The remaining board members need the community's support to get the organization going again and rebuild the chamber's reputation. It's no doubt going to be tarnished by recent revelations of some free-spending on events — including hundreds of dollars for beer for contestants in the St. Patrick's Day golf tournament.

But kudos to Jimmy Gosdin, the new president of the Glen Rose Economic Development Corp., for having the courage to give the Glen Rose City Council a list of those expenses in the interest of transparency and to start heading in the right direction.

It should be noted that some, but not all, of the events received some 4B monies. After the departures of the leadership and chamber office staff, the remaining chamber board members were left holding the bag and scrambling to figure out how much money was spent on what.

One thing that is certain is that more than $12,807 was used to pay for the events coordinators' salaries. The rest of the expenses will have to be sorted out.

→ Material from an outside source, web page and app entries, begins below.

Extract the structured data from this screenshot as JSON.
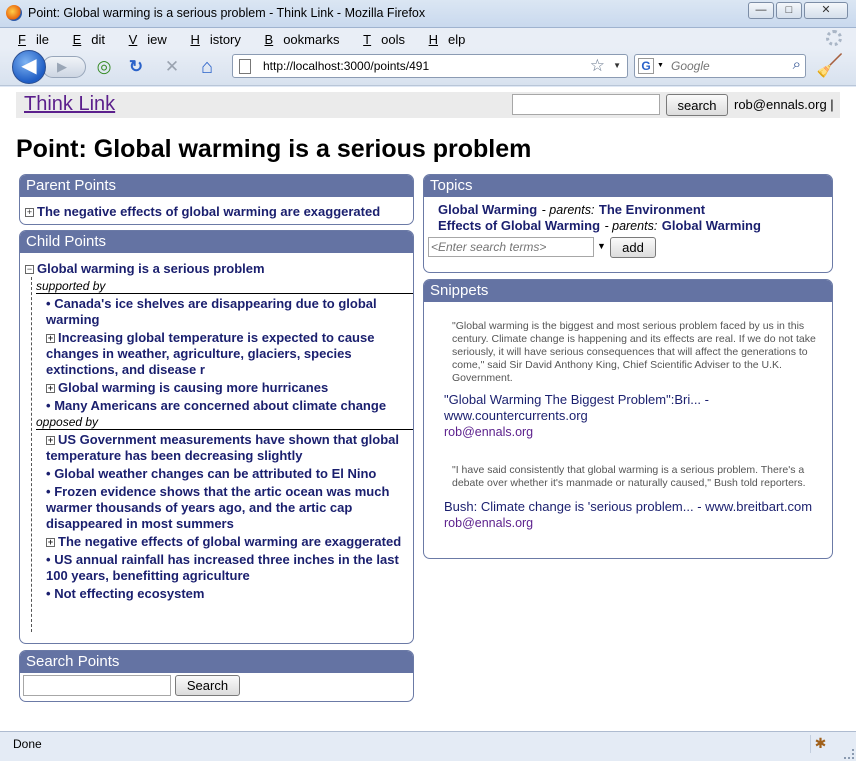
{
  "window": {
    "title": "Point: Global warming is a serious problem - Think Link - Mozilla Firefox",
    "buttons": {
      "minimize": "—",
      "maximize": "□",
      "close": "✕"
    }
  },
  "menu": {
    "items": [
      {
        "label": "File",
        "u": "F",
        "rest": "ile"
      },
      {
        "label": "Edit",
        "u": "E",
        "rest": "dit"
      },
      {
        "label": "View",
        "u": "V",
        "rest": "iew"
      },
      {
        "label": "History",
        "u": "H",
        "rest": "istory"
      },
      {
        "label": "Bookmarks",
        "u": "B",
        "rest": "ookmarks"
      },
      {
        "label": "Tools",
        "u": "T",
        "rest": "ools"
      },
      {
        "label": "Help",
        "u": "H",
        "rest": "elp"
      }
    ]
  },
  "nav": {
    "url": "http://localhost:3000/points/491",
    "search_placeholder": "Google",
    "icons": {
      "back": "◀",
      "forward": "▶",
      "reload": "↻",
      "stop": "✕",
      "home": "⌂",
      "star": "☆",
      "magnifier": "🔍",
      "google": "G"
    }
  },
  "site": {
    "logo": "Think Link",
    "search_button": "search",
    "user": "rob@ennals.org |"
  },
  "page_title": "Point: Global warming is a serious problem",
  "parent_points": {
    "heading": "Parent Points",
    "items": [
      "The negative effects of global warming are exaggerated"
    ]
  },
  "child_points": {
    "heading": "Child Points",
    "root": "Global warming is a serious problem",
    "supported_label": "supported by",
    "supported": [
      {
        "marker": "•",
        "text": "Canada's ice shelves are disappearing due to global warming"
      },
      {
        "marker": "⊞",
        "text": "Increasing global temperature is expected to cause changes in weather, agriculture, glaciers, species extinctions, and disease r"
      },
      {
        "marker": "⊞",
        "text": "Global warming is causing more hurricanes"
      },
      {
        "marker": "•",
        "text": "Many Americans are concerned about climate change"
      }
    ],
    "opposed_label": "opposed by",
    "opposed": [
      {
        "marker": "⊞",
        "text": "US Government measurements have shown that global temperature has been decreasing slightly"
      },
      {
        "marker": "•",
        "text": "Global weather changes can be attributed to El Nino"
      },
      {
        "marker": "•",
        "text": "Frozen evidence shows that the artic ocean was much warmer thousands of years ago, and the artic cap disappeared in most summers"
      },
      {
        "marker": "⊞",
        "text": "The negative effects of global warming are exaggerated"
      },
      {
        "marker": "•",
        "text": "US annual rainfall has increased three inches in the last 100 years, benefitting agriculture"
      },
      {
        "marker": "•",
        "text": "Not effecting ecosystem"
      }
    ]
  },
  "search_points": {
    "heading": "Search Points",
    "button": "Search"
  },
  "topics": {
    "heading": "Topics",
    "parents_label": "- parents:",
    "items": [
      {
        "name": "Global Warming",
        "parent": "The Environment"
      },
      {
        "name": "Effects of Global Warming",
        "parent": "Global Warming"
      }
    ],
    "input_placeholder": "<Enter search terms>",
    "add_button": "add"
  },
  "snippets": {
    "heading": "Snippets",
    "items": [
      {
        "quote": "\"Global warming is the biggest and most serious problem faced by us in this century. Climate change is happening and its effects are real. If we do not take seriously, it will have serious consequences that will affect the generations to come,\" said Sir David Anthony King, Chief Scientific Adviser to the U.K. Government.",
        "source": "\"Global Warming The Biggest Problem\":Bri... - www.countercurrents.org",
        "user": "rob@ennals.org"
      },
      {
        "quote": "\"I have said consistently that global warming is a serious problem. There's a debate over whether it's manmade or naturally caused,\" Bush told reporters.",
        "source": "Bush: Climate change is 'serious problem... - www.breitbart.com",
        "user": "rob@ennals.org"
      }
    ]
  },
  "status": {
    "text": "Done"
  }
}
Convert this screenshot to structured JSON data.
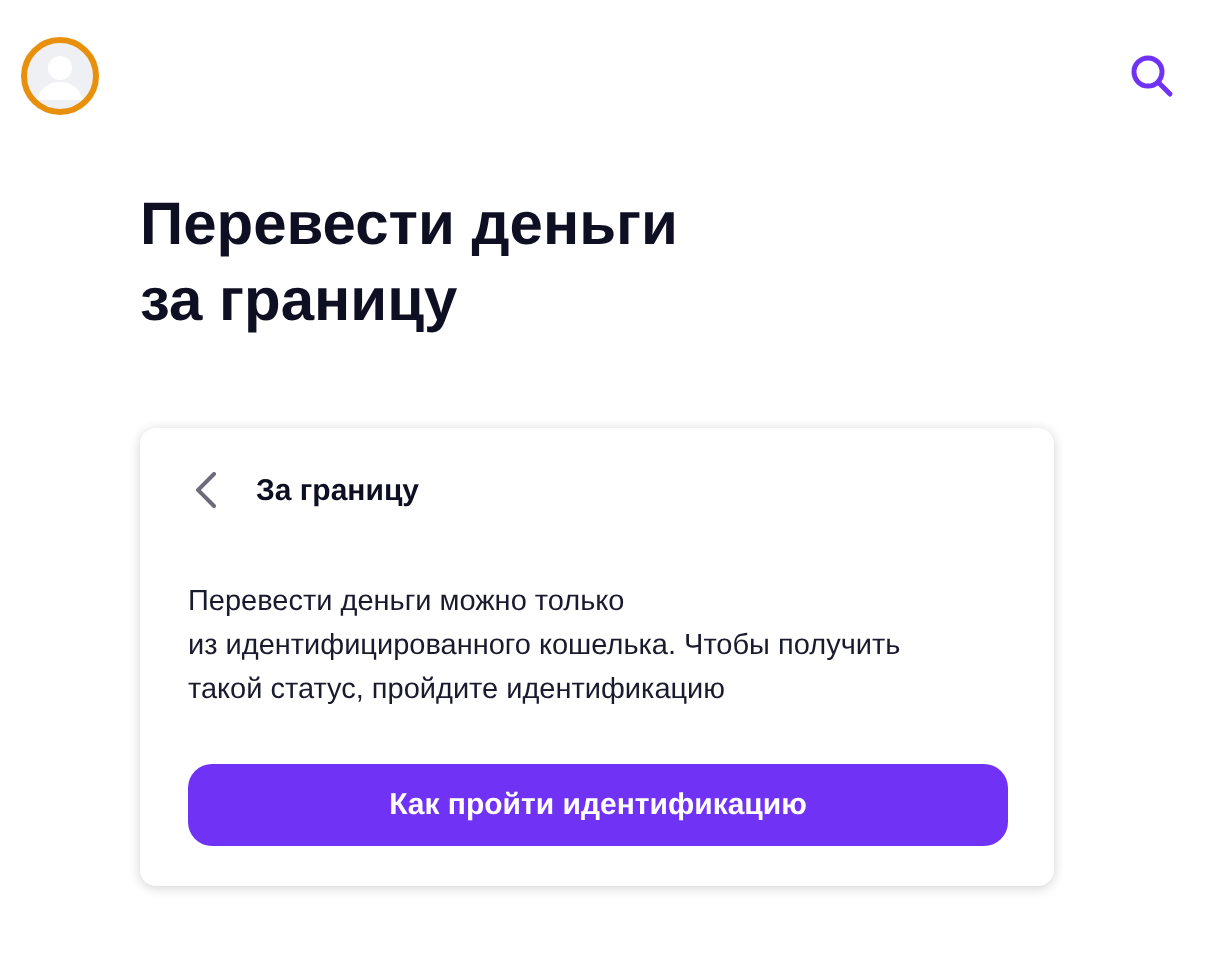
{
  "header": {
    "avatar": {
      "kind": "placeholder"
    }
  },
  "title": "Перевести деньги\nза границу",
  "card": {
    "heading": "За границу",
    "message": "Перевести деньги можно только\nиз идентифицированного кошелька. Чтобы получить\nтакой статус, пройдите идентификацию",
    "button": "Как пройти идентификацию"
  }
}
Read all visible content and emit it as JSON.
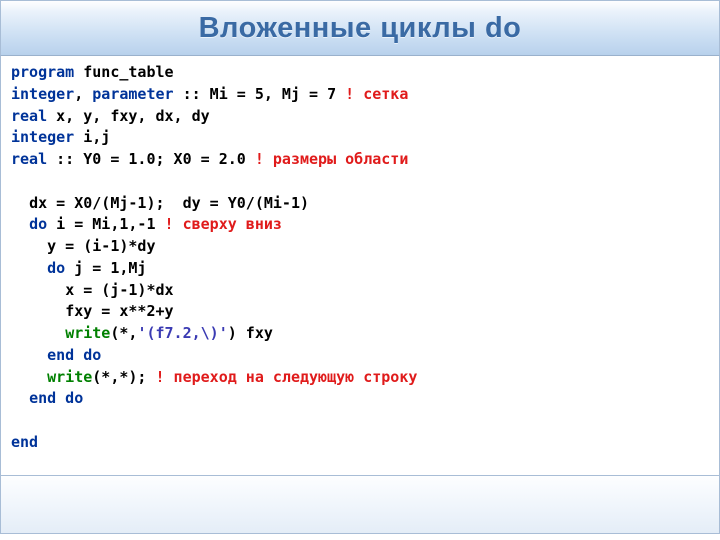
{
  "header": {
    "title": "Вложенные циклы do"
  },
  "code": {
    "l1": {
      "kw1": "program",
      "rest": " func_table"
    },
    "l2": {
      "kw1": "integer",
      "sep": ", ",
      "kw2": "parameter",
      "rest": " :: Mi = 5, Mj = 7 ",
      "cmt": "! сетка"
    },
    "l3": {
      "kw1": "real",
      "rest": " x, y, fxy, dx, dy"
    },
    "l4": {
      "kw1": "integer",
      "rest": " i,j"
    },
    "l5": {
      "kw1": "real",
      "rest": " :: Y0 = 1.0; X0 = 2.0 ",
      "cmt": "! размеры области"
    },
    "l6": {
      "rest": ""
    },
    "l7": {
      "indent": "  ",
      "rest": "dx = X0/(Mj-1);  dy = Y0/(Mi-1)"
    },
    "l8": {
      "indent": "  ",
      "kw1": "do",
      "rest": " i = Mi,1,-1 ",
      "cmt": "! сверху вниз"
    },
    "l9": {
      "indent": "    ",
      "rest": "y = (i-1)*dy"
    },
    "l10": {
      "indent": "    ",
      "kw1": "do",
      "rest": " j = 1,Mj"
    },
    "l11": {
      "indent": "      ",
      "rest": "x = (j-1)*dx"
    },
    "l12": {
      "indent": "      ",
      "rest": "fxy = x**2+y"
    },
    "l13": {
      "indent": "      ",
      "kw1": "write",
      "rest1": "(*,",
      "str": "'(f7.2,\\)'",
      "rest2": ") fxy"
    },
    "l14": {
      "indent": "    ",
      "kw1": "end do"
    },
    "l15": {
      "indent": "    ",
      "kw1": "write",
      "rest": "(*,*); ",
      "cmt": "! переход на следующую строку"
    },
    "l16": {
      "indent": "  ",
      "kw1": "end do"
    },
    "l17": {
      "rest": ""
    },
    "l18": {
      "kw1": "end"
    }
  }
}
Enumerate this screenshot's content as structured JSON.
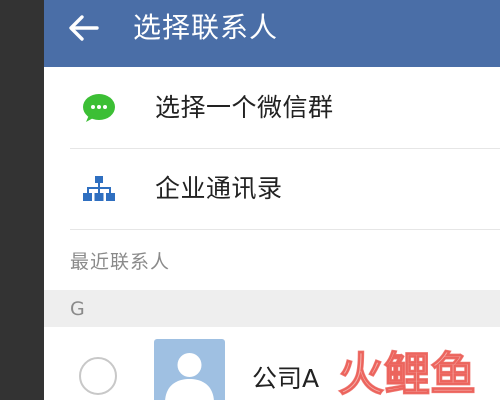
{
  "header": {
    "title": "选择联系人",
    "back_icon": "arrow-left-icon"
  },
  "options": [
    {
      "label": "选择一个微信群",
      "icon": "wechat-bubble-icon",
      "icon_color": "#3cbf35"
    },
    {
      "label": "企业通讯录",
      "icon": "org-chart-icon",
      "icon_color": "#2f6fc0"
    }
  ],
  "recent": {
    "label": "最近联系人"
  },
  "section": {
    "letter": "G"
  },
  "contacts": [
    {
      "name": "公司A",
      "selected": false,
      "avatar": "person-avatar-icon"
    }
  ],
  "watermark": {
    "text": "火鲤鱼",
    "colors": [
      "#e8453c",
      "#f2a19b"
    ]
  },
  "colors": {
    "header": "#4a6ea7",
    "header_text": "#ffffff",
    "avatar_bg": "#9fc0e2"
  }
}
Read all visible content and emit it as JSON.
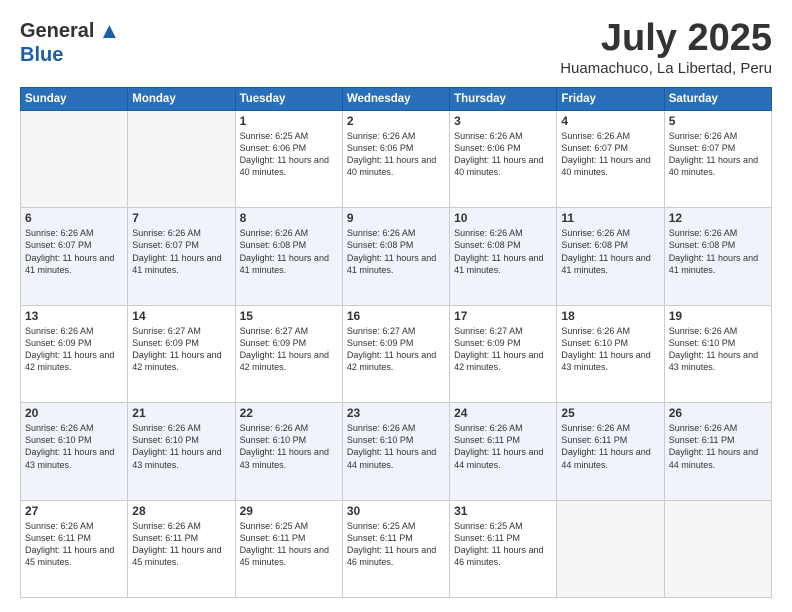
{
  "logo": {
    "general": "General",
    "blue": "Blue"
  },
  "header": {
    "month": "July 2025",
    "location": "Huamachuco, La Libertad, Peru"
  },
  "weekdays": [
    "Sunday",
    "Monday",
    "Tuesday",
    "Wednesday",
    "Thursday",
    "Friday",
    "Saturday"
  ],
  "weeks": [
    [
      {
        "day": "",
        "sunrise": "",
        "sunset": "",
        "daylight": ""
      },
      {
        "day": "",
        "sunrise": "",
        "sunset": "",
        "daylight": ""
      },
      {
        "day": "1",
        "sunrise": "Sunrise: 6:25 AM",
        "sunset": "Sunset: 6:06 PM",
        "daylight": "Daylight: 11 hours and 40 minutes."
      },
      {
        "day": "2",
        "sunrise": "Sunrise: 6:26 AM",
        "sunset": "Sunset: 6:06 PM",
        "daylight": "Daylight: 11 hours and 40 minutes."
      },
      {
        "day": "3",
        "sunrise": "Sunrise: 6:26 AM",
        "sunset": "Sunset: 6:06 PM",
        "daylight": "Daylight: 11 hours and 40 minutes."
      },
      {
        "day": "4",
        "sunrise": "Sunrise: 6:26 AM",
        "sunset": "Sunset: 6:07 PM",
        "daylight": "Daylight: 11 hours and 40 minutes."
      },
      {
        "day": "5",
        "sunrise": "Sunrise: 6:26 AM",
        "sunset": "Sunset: 6:07 PM",
        "daylight": "Daylight: 11 hours and 40 minutes."
      }
    ],
    [
      {
        "day": "6",
        "sunrise": "Sunrise: 6:26 AM",
        "sunset": "Sunset: 6:07 PM",
        "daylight": "Daylight: 11 hours and 41 minutes."
      },
      {
        "day": "7",
        "sunrise": "Sunrise: 6:26 AM",
        "sunset": "Sunset: 6:07 PM",
        "daylight": "Daylight: 11 hours and 41 minutes."
      },
      {
        "day": "8",
        "sunrise": "Sunrise: 6:26 AM",
        "sunset": "Sunset: 6:08 PM",
        "daylight": "Daylight: 11 hours and 41 minutes."
      },
      {
        "day": "9",
        "sunrise": "Sunrise: 6:26 AM",
        "sunset": "Sunset: 6:08 PM",
        "daylight": "Daylight: 11 hours and 41 minutes."
      },
      {
        "day": "10",
        "sunrise": "Sunrise: 6:26 AM",
        "sunset": "Sunset: 6:08 PM",
        "daylight": "Daylight: 11 hours and 41 minutes."
      },
      {
        "day": "11",
        "sunrise": "Sunrise: 6:26 AM",
        "sunset": "Sunset: 6:08 PM",
        "daylight": "Daylight: 11 hours and 41 minutes."
      },
      {
        "day": "12",
        "sunrise": "Sunrise: 6:26 AM",
        "sunset": "Sunset: 6:08 PM",
        "daylight": "Daylight: 11 hours and 41 minutes."
      }
    ],
    [
      {
        "day": "13",
        "sunrise": "Sunrise: 6:26 AM",
        "sunset": "Sunset: 6:09 PM",
        "daylight": "Daylight: 11 hours and 42 minutes."
      },
      {
        "day": "14",
        "sunrise": "Sunrise: 6:27 AM",
        "sunset": "Sunset: 6:09 PM",
        "daylight": "Daylight: 11 hours and 42 minutes."
      },
      {
        "day": "15",
        "sunrise": "Sunrise: 6:27 AM",
        "sunset": "Sunset: 6:09 PM",
        "daylight": "Daylight: 11 hours and 42 minutes."
      },
      {
        "day": "16",
        "sunrise": "Sunrise: 6:27 AM",
        "sunset": "Sunset: 6:09 PM",
        "daylight": "Daylight: 11 hours and 42 minutes."
      },
      {
        "day": "17",
        "sunrise": "Sunrise: 6:27 AM",
        "sunset": "Sunset: 6:09 PM",
        "daylight": "Daylight: 11 hours and 42 minutes."
      },
      {
        "day": "18",
        "sunrise": "Sunrise: 6:26 AM",
        "sunset": "Sunset: 6:10 PM",
        "daylight": "Daylight: 11 hours and 43 minutes."
      },
      {
        "day": "19",
        "sunrise": "Sunrise: 6:26 AM",
        "sunset": "Sunset: 6:10 PM",
        "daylight": "Daylight: 11 hours and 43 minutes."
      }
    ],
    [
      {
        "day": "20",
        "sunrise": "Sunrise: 6:26 AM",
        "sunset": "Sunset: 6:10 PM",
        "daylight": "Daylight: 11 hours and 43 minutes."
      },
      {
        "day": "21",
        "sunrise": "Sunrise: 6:26 AM",
        "sunset": "Sunset: 6:10 PM",
        "daylight": "Daylight: 11 hours and 43 minutes."
      },
      {
        "day": "22",
        "sunrise": "Sunrise: 6:26 AM",
        "sunset": "Sunset: 6:10 PM",
        "daylight": "Daylight: 11 hours and 43 minutes."
      },
      {
        "day": "23",
        "sunrise": "Sunrise: 6:26 AM",
        "sunset": "Sunset: 6:10 PM",
        "daylight": "Daylight: 11 hours and 44 minutes."
      },
      {
        "day": "24",
        "sunrise": "Sunrise: 6:26 AM",
        "sunset": "Sunset: 6:11 PM",
        "daylight": "Daylight: 11 hours and 44 minutes."
      },
      {
        "day": "25",
        "sunrise": "Sunrise: 6:26 AM",
        "sunset": "Sunset: 6:11 PM",
        "daylight": "Daylight: 11 hours and 44 minutes."
      },
      {
        "day": "26",
        "sunrise": "Sunrise: 6:26 AM",
        "sunset": "Sunset: 6:11 PM",
        "daylight": "Daylight: 11 hours and 44 minutes."
      }
    ],
    [
      {
        "day": "27",
        "sunrise": "Sunrise: 6:26 AM",
        "sunset": "Sunset: 6:11 PM",
        "daylight": "Daylight: 11 hours and 45 minutes."
      },
      {
        "day": "28",
        "sunrise": "Sunrise: 6:26 AM",
        "sunset": "Sunset: 6:11 PM",
        "daylight": "Daylight: 11 hours and 45 minutes."
      },
      {
        "day": "29",
        "sunrise": "Sunrise: 6:25 AM",
        "sunset": "Sunset: 6:11 PM",
        "daylight": "Daylight: 11 hours and 45 minutes."
      },
      {
        "day": "30",
        "sunrise": "Sunrise: 6:25 AM",
        "sunset": "Sunset: 6:11 PM",
        "daylight": "Daylight: 11 hours and 46 minutes."
      },
      {
        "day": "31",
        "sunrise": "Sunrise: 6:25 AM",
        "sunset": "Sunset: 6:11 PM",
        "daylight": "Daylight: 11 hours and 46 minutes."
      },
      {
        "day": "",
        "sunrise": "",
        "sunset": "",
        "daylight": ""
      },
      {
        "day": "",
        "sunrise": "",
        "sunset": "",
        "daylight": ""
      }
    ]
  ]
}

For now, though, it's clear that a chamber-based events coordinator funded with 4B sales tax money is not a good idea. The chamber did not live up to its contract with the GREDC, which oversees the distribution of 4B money returned to the city by the state for economic development purposes.

There's plenty of blame to go around. Too many people apparently spent too much money without asking hard questions. Once again, the public's money was squandered. By the way, in the interest of transparency, you can see a list of the expenses on our Web site, www.theglenrosereporter.com.

City Council and GREDC member Sue Oldenburg was right to demand an accounting of events coordinator expenses. It's too bad that some of the people responsible for letting expenses get out of hand are now gone, leaving others to clean up their mess.

Rather than search for blame, however, it's time to get behind the chamber and keep it going in a forward direction. A city without a chamber of commerce sends a negative signal to those who might be thinking about starting a business in Glen Rose. It's time to start sending a positive signal that the chamber is open - for businesses.